Guess who's asking whether to discontinue skilled care?
The audience member had a question that in previous years would have been found at the corner of Blasphemy and Crazytalk.
She wanted to know whether it would be advisable to drop skilled care from her nonprofit organization's portfolio. Not too long ago, that might have been like Toyota asking if it should make cars without seats.
But in the new world of caring for the aged, a new rule is emerging: many of the old ones no longer seem to apply. Rules like skilled care being the backbone of long-term care. Or the notion that nonprofits need to put the most essential services front and center, revenues be darned.
But given the changes happening to long-term care, wondering whether skilled care has a place in the portfolio might not be so crazy after all.
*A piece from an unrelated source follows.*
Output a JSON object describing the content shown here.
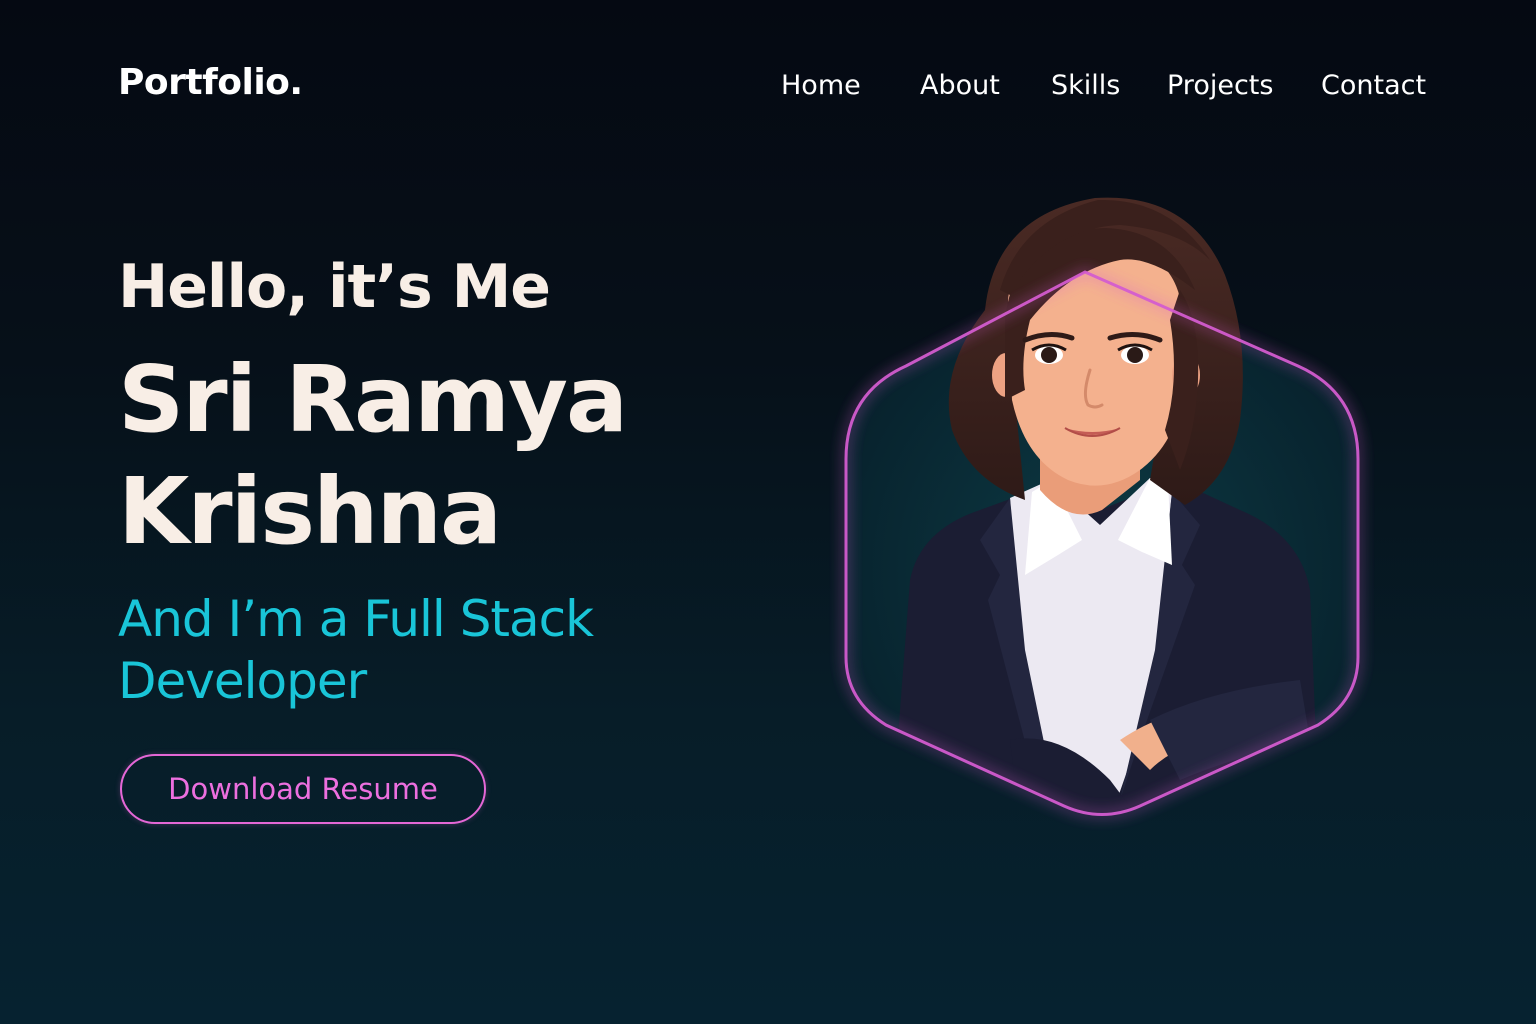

Thanks to changing policies and marketplace realities, standalone skilled care appears headed for the proverbial ash heap of history. Sure, there may still be more than 15,000 certified facilities operating across the nation. But the number of new facilities being built has been reduced to a rounding error. Moreover, those that are not closing are desperately seeking the kinds of partners and services that will let them stay in business. Yes, there may be a ton of merger and acquisition activity taking place at the moment. But industry consolidation is not necessarily tantamount to industry growth.
Not that nursing homes are alone.
Continuing care retirement communities have had a pretty rough go of it since the real estate bubble burst about seven years ago. Hospitals too are going down in numbers. Even assisted living communities are finding that their models have an incredibly short shelf life, especially when dementia/memory care services are omitted. And it's not like homecare doesn't have plenty of its own demons to wrestle with these days.
While it might be a stretch to say things are tough all over, it's probably fair to say they are ultracompetitive. So much so that when a nonprofit operator speaks openly about discontinuing skilled care services, her colleagues don't question her sanity or mission commitment. Instead, they too want to hear the answer. For as the saying goes: no margin, no mission.
John O'Connor is McKnight's Editorial Director.